  • Bake for 30 minutes.
  • When 30 minutes are up, use silicone-tipped tongs to carefully take hot eggs out of the tin and gently place them into a medium-size bowl of ice water (I like using these Oxo bowls with the grippy handles and weighted, textured bottoms).
  • Once cooled, you can peel your eggs and put them in your fridge or leave them in their shell (to peel whenever you want to eat one) and place in your fridge (I keep mine in a big plastic sandwich bag so they don’t take up too much room.

3 Oxo mixing bowls

I have some recipes that I like to use in my weekly cooking/baking rotation, but I’m regularly searching for new things to try.  These days, many people have created their own blogs where they share their own recipes.  I’m a repeat user of Pinterest and find that many of the most yummy-sounding/looking recipes on there are from individuals’ food/life blogs; with every amazing cookie recipe, there’s a charming story that goes along with it.  Confession #2: sometimes I just want the recipe.  Am I the only one who feels this way? 😉  Screenshot of a No-Bake Pumpkin Cheesecake Mousse.I’ve found a trick to help with this desire/need: when I scroll thru the blog post to get to the recipe, there’s usually a link to “print version of this recipe”.  When I click this, I get to see just the recipe; I take a screenshot of the print version of the recipe and then I just have it saved as a picture I can access.  Using this trick, you get all of the info you need with less noise and less information to try to sort thru (which can be overwhelming and sometimes a barrier to actually making the dish).  I also find it helpful that I can zoom in on the picture of the recipe if the text is too small in the screenshot. 

Here’s the link to the No-Bake Pumpkin Cheesecake Mousse that’s pictured as a screenshot in this article (spoiler alert: it’s an amazing dessert!).

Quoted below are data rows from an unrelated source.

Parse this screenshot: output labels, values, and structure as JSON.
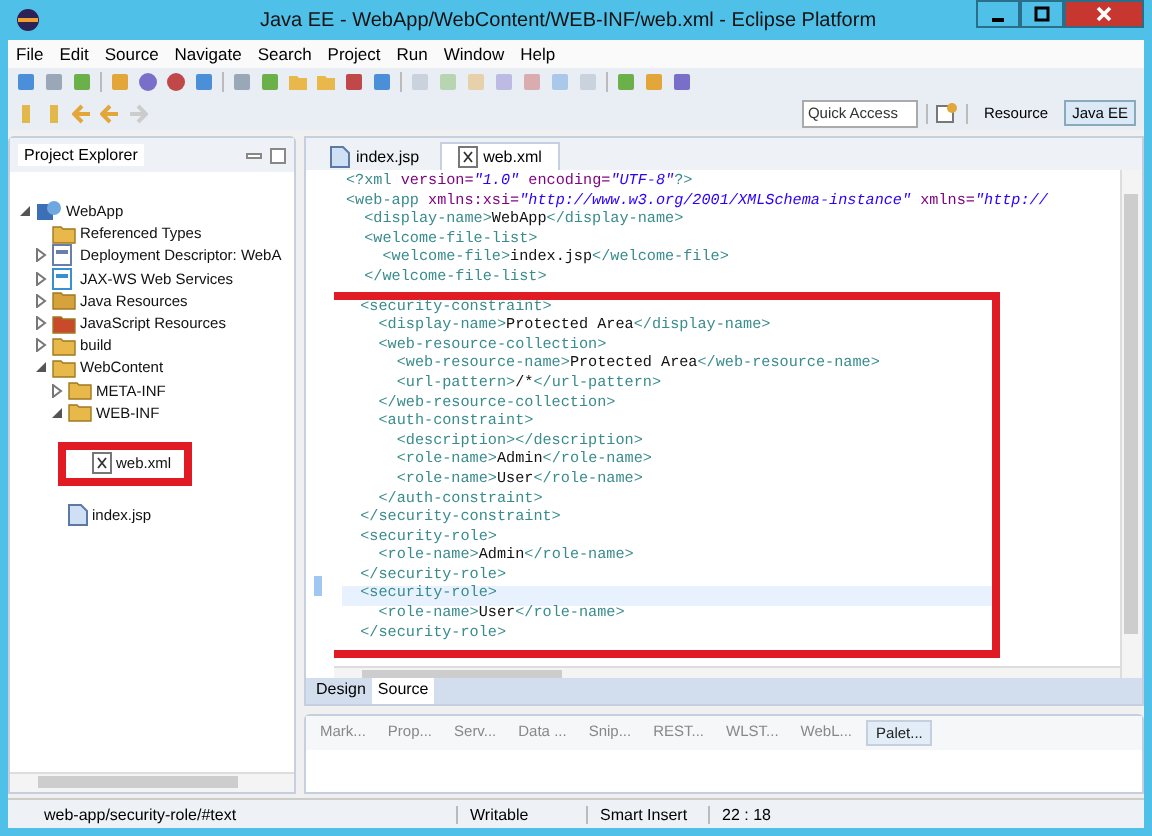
{
  "window": {
    "title": "Java EE - WebApp/WebContent/WEB-INF/web.xml - Eclipse Platform"
  },
  "menu": [
    "File",
    "Edit",
    "Source",
    "Navigate",
    "Search",
    "Project",
    "Run",
    "Window",
    "Help"
  ],
  "quick_access": {
    "placeholder": "Quick Access"
  },
  "perspectives": [
    {
      "label": "Resource",
      "selected": false
    },
    {
      "label": "Java EE",
      "selected": true
    }
  ],
  "project_explorer": {
    "title": "Project Explorer",
    "tree": [
      {
        "label": "WebApp",
        "kind": "project",
        "expanded": true,
        "children": [
          {
            "label": "Referenced Types",
            "kind": "folder"
          },
          {
            "label": "Deployment Descriptor: WebA",
            "kind": "descriptor",
            "expanded": false
          },
          {
            "label": "JAX-WS Web Services",
            "kind": "service",
            "expanded": false
          },
          {
            "label": "Java Resources",
            "kind": "library",
            "expanded": false
          },
          {
            "label": "JavaScript Resources",
            "kind": "script",
            "expanded": false
          },
          {
            "label": "build",
            "kind": "folder",
            "expanded": false
          },
          {
            "label": "WebContent",
            "kind": "folder",
            "expanded": true,
            "children": [
              {
                "label": "META-INF",
                "kind": "folder",
                "expanded": false
              },
              {
                "label": "WEB-INF",
                "kind": "folder",
                "expanded": true,
                "children": [
                  {
                    "label": "web.xml",
                    "kind": "xml",
                    "annotated": true
                  }
                ]
              },
              {
                "label": "index.jsp",
                "kind": "jsp"
              }
            ]
          }
        ]
      }
    ]
  },
  "editor_tabs": [
    {
      "label": "index.jsp",
      "kind": "jsp",
      "selected": false
    },
    {
      "label": "web.xml",
      "kind": "xml",
      "selected": true
    }
  ],
  "code": [
    {
      "boxed": false,
      "lines": [
        {
          "current": false,
          "tokens": [
            {
              "kind": "tag",
              "text": "<?xml "
            },
            {
              "kind": "attr",
              "text": "version="
            },
            {
              "kind": "value",
              "text": "\"1.0\""
            },
            {
              "kind": "attr",
              "text": " encoding="
            },
            {
              "kind": "value",
              "text": "\"UTF-8\""
            },
            {
              "kind": "tag",
              "text": "?>"
            }
          ]
        },
        {
          "current": false,
          "tokens": [
            {
              "kind": "tag",
              "text": "<web-app "
            },
            {
              "kind": "attr",
              "text": "xmlns:xsi="
            },
            {
              "kind": "value",
              "text": "\"http://www.w3.org/2001/XMLSchema-instance\""
            },
            {
              "kind": "attr",
              "text": " xmlns="
            },
            {
              "kind": "value",
              "text": "\"http://"
            }
          ]
        },
        {
          "current": false,
          "tokens": [
            {
              "kind": "tag",
              "text": "  <display-name>"
            },
            {
              "kind": "text",
              "text": "WebApp"
            },
            {
              "kind": "tag",
              "text": "</display-name>"
            }
          ]
        },
        {
          "current": false,
          "tokens": [
            {
              "kind": "tag",
              "text": "  <welcome-file-list>"
            }
          ]
        },
        {
          "current": false,
          "tokens": [
            {
              "kind": "tag",
              "text": "    <welcome-file>"
            },
            {
              "kind": "text",
              "text": "index.jsp"
            },
            {
              "kind": "tag",
              "text": "</welcome-file>"
            }
          ]
        },
        {
          "current": false,
          "tokens": [
            {
              "kind": "tag",
              "text": "  </welcome-file-list>"
            }
          ]
        }
      ]
    },
    {
      "boxed": true,
      "lines": [
        {
          "current": false,
          "tokens": [
            {
              "kind": "tag",
              "text": "  <security-constraint>"
            }
          ]
        },
        {
          "current": false,
          "tokens": [
            {
              "kind": "tag",
              "text": "    <display-name>"
            },
            {
              "kind": "text",
              "text": "Protected Area"
            },
            {
              "kind": "tag",
              "text": "</display-name>"
            }
          ]
        },
        {
          "current": false,
          "tokens": [
            {
              "kind": "tag",
              "text": "    <web-resource-collection>"
            }
          ]
        },
        {
          "current": false,
          "tokens": [
            {
              "kind": "tag",
              "text": "      <web-resource-name>"
            },
            {
              "kind": "text",
              "text": "Protected Area"
            },
            {
              "kind": "tag",
              "text": "</web-resource-name>"
            }
          ]
        },
        {
          "current": false,
          "tokens": [
            {
              "kind": "tag",
              "text": "      <url-pattern>"
            },
            {
              "kind": "text",
              "text": "/*"
            },
            {
              "kind": "tag",
              "text": "</url-pattern>"
            }
          ]
        },
        {
          "current": false,
          "tokens": [
            {
              "kind": "tag",
              "text": "    </web-resource-collection>"
            }
          ]
        },
        {
          "current": false,
          "tokens": [
            {
              "kind": "tag",
              "text": "    <auth-constraint>"
            }
          ]
        },
        {
          "current": false,
          "tokens": [
            {
              "kind": "tag",
              "text": "      <description></description>"
            }
          ]
        },
        {
          "current": false,
          "tokens": [
            {
              "kind": "tag",
              "text": "      <role-name>"
            },
            {
              "kind": "text",
              "text": "Admin"
            },
            {
              "kind": "tag",
              "text": "</role-name>"
            }
          ]
        },
        {
          "current": false,
          "tokens": [
            {
              "kind": "tag",
              "text": "      <role-name>"
            },
            {
              "kind": "text",
              "text": "User"
            },
            {
              "kind": "tag",
              "text": "</role-name>"
            }
          ]
        },
        {
          "current": false,
          "tokens": [
            {
              "kind": "tag",
              "text": "    </auth-constraint>"
            }
          ]
        },
        {
          "current": false,
          "tokens": [
            {
              "kind": "tag",
              "text": "  </security-constraint>"
            }
          ]
        },
        {
          "current": false,
          "tokens": [
            {
              "kind": "tag",
              "text": "  <security-role>"
            }
          ]
        },
        {
          "current": false,
          "tokens": [
            {
              "kind": "tag",
              "text": "    <role-name>"
            },
            {
              "kind": "text",
              "text": "Admin"
            },
            {
              "kind": "tag",
              "text": "</role-name>"
            }
          ]
        },
        {
          "current": false,
          "tokens": [
            {
              "kind": "tag",
              "text": "  </security-role>"
            }
          ]
        },
        {
          "current": true,
          "tokens": [
            {
              "kind": "tag",
              "text": "  <security-role>"
            }
          ]
        },
        {
          "current": false,
          "tokens": [
            {
              "kind": "tag",
              "text": "    <role-name>"
            },
            {
              "kind": "text",
              "text": "User"
            },
            {
              "kind": "tag",
              "text": "</role-name>"
            }
          ]
        },
        {
          "current": false,
          "tokens": [
            {
              "kind": "tag",
              "text": "  </security-role>"
            }
          ]
        }
      ]
    }
  ],
  "editor_modes": [
    {
      "label": "Design",
      "selected": false
    },
    {
      "label": "Source",
      "selected": true
    }
  ],
  "bottom_tabs": [
    {
      "label": "Mark...",
      "selected": false
    },
    {
      "label": "Prop...",
      "selected": false
    },
    {
      "label": "Serv...",
      "selected": false
    },
    {
      "label": "Data ...",
      "selected": false
    },
    {
      "label": "Snip...",
      "selected": false
    },
    {
      "label": "REST...",
      "selected": false
    },
    {
      "label": "WLST...",
      "selected": false
    },
    {
      "label": "WebL...",
      "selected": false
    },
    {
      "label": "Palet...",
      "selected": true
    }
  ],
  "status_bar": {
    "path": "web-app/security-role/#text",
    "mode": "Writable",
    "insert": "Smart Insert",
    "position": "22 : 18"
  }
}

What tips or tricks do you have for organizing your fridge/pantry and using ingredients?  Share in the comments! (I’d love to know!)

If you missed them, check out Part 1, Part 2, and Part 3 of this AT in the Kitchen series!